*WHAT YOU HAVE TO DO*:
All lines in the records below that hold "Disk" are to be shown.
** RECORDS FOR PROCESSING follows **
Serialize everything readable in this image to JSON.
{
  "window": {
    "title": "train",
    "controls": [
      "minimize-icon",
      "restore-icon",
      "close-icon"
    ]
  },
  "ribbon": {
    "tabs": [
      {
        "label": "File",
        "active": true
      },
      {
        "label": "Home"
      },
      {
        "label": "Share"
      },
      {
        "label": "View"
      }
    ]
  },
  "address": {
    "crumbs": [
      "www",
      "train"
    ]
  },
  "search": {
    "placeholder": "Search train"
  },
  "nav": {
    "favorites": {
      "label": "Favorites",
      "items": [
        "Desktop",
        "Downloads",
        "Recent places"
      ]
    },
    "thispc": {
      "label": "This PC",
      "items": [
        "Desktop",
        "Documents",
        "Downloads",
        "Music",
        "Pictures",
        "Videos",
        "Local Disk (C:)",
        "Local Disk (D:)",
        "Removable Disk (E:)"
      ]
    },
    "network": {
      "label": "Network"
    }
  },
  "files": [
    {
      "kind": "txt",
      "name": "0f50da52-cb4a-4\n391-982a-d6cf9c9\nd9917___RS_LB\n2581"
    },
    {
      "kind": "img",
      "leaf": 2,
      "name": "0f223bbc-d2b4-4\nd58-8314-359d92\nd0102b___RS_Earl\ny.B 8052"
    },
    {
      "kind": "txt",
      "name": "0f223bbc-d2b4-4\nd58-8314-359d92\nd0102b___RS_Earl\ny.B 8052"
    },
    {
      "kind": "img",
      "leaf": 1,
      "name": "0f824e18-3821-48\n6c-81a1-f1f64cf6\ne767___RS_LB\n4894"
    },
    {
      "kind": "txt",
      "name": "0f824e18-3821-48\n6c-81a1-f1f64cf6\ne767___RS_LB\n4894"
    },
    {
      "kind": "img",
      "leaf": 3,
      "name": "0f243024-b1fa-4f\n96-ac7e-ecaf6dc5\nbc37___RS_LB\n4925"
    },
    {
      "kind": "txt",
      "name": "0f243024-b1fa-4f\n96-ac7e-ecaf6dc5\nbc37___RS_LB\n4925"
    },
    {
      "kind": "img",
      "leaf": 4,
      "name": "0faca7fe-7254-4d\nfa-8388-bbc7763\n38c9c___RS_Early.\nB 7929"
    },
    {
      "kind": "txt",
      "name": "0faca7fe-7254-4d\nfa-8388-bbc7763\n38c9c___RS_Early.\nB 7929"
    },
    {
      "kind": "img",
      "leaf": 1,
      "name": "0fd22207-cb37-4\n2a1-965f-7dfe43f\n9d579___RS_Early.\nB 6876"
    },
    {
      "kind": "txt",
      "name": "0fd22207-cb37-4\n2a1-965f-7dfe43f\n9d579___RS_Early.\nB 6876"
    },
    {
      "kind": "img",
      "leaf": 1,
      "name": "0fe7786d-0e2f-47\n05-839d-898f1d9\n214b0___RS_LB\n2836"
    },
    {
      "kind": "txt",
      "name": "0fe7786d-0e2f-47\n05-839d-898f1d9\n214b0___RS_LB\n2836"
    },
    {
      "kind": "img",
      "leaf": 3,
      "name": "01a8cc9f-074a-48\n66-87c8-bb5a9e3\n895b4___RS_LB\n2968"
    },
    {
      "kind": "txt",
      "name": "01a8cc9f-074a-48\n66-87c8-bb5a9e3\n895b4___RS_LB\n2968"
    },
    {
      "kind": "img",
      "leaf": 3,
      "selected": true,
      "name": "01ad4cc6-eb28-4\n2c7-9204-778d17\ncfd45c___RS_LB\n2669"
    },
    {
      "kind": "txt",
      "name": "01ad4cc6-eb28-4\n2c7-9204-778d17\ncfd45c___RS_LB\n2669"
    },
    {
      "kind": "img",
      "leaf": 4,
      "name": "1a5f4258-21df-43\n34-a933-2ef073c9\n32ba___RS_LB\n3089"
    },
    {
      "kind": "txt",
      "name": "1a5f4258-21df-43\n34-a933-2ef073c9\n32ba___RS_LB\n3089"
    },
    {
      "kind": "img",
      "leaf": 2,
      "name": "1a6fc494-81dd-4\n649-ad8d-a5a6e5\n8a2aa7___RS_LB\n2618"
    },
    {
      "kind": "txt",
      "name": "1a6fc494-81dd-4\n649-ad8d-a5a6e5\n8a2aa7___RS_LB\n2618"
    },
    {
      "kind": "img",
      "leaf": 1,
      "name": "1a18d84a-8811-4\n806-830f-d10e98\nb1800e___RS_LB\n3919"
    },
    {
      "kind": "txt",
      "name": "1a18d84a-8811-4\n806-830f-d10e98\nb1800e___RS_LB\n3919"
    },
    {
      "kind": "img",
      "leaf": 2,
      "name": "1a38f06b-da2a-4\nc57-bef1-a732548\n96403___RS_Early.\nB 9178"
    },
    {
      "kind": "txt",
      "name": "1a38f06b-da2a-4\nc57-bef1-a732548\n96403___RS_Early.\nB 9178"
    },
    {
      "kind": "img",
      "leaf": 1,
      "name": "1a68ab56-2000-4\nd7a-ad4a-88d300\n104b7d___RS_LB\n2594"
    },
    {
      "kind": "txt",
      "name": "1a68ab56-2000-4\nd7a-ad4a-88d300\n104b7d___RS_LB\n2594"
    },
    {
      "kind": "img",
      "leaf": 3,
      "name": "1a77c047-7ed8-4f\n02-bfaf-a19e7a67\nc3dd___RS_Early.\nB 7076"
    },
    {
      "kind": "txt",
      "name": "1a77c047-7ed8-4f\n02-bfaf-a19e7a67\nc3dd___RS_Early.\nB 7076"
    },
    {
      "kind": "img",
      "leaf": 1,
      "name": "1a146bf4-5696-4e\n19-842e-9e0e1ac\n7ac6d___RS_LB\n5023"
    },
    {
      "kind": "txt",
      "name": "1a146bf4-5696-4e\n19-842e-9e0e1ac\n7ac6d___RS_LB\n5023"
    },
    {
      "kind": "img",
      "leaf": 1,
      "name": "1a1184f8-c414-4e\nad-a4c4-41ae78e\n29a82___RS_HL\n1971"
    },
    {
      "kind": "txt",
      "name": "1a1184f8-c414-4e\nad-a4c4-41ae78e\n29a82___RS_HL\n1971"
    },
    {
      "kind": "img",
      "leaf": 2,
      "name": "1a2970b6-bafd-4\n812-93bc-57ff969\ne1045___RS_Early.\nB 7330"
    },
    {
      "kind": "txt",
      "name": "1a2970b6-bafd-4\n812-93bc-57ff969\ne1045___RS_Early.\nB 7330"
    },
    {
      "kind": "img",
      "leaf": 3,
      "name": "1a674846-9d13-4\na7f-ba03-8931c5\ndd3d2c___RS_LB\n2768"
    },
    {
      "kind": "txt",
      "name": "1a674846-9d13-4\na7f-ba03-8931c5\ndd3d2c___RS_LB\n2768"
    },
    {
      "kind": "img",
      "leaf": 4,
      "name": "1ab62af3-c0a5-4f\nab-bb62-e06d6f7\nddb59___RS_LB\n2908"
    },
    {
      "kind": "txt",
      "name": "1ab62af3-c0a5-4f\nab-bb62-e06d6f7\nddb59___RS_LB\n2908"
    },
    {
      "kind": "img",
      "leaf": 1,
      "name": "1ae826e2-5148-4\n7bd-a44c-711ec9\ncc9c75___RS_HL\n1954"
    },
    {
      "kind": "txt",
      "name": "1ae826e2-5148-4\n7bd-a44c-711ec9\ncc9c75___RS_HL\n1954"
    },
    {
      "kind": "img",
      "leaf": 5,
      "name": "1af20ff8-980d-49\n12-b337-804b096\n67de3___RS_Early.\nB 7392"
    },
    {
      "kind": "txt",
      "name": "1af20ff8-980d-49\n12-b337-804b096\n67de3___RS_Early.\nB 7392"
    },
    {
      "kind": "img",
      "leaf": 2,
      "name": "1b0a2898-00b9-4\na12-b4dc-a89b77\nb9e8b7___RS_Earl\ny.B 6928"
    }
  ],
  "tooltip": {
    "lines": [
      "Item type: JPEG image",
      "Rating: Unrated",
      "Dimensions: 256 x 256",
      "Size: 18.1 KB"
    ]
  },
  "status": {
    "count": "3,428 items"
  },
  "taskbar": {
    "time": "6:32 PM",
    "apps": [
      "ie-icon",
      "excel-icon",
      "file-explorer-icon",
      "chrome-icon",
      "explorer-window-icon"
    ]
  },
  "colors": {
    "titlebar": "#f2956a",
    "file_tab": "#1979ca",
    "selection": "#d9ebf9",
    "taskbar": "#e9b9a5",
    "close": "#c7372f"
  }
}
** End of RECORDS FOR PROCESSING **
*ANSWER TO THIS PROBLEM*:
        "Local Disk (C:)",
        "Local Disk (D:)",
        "Removable Disk (E:)"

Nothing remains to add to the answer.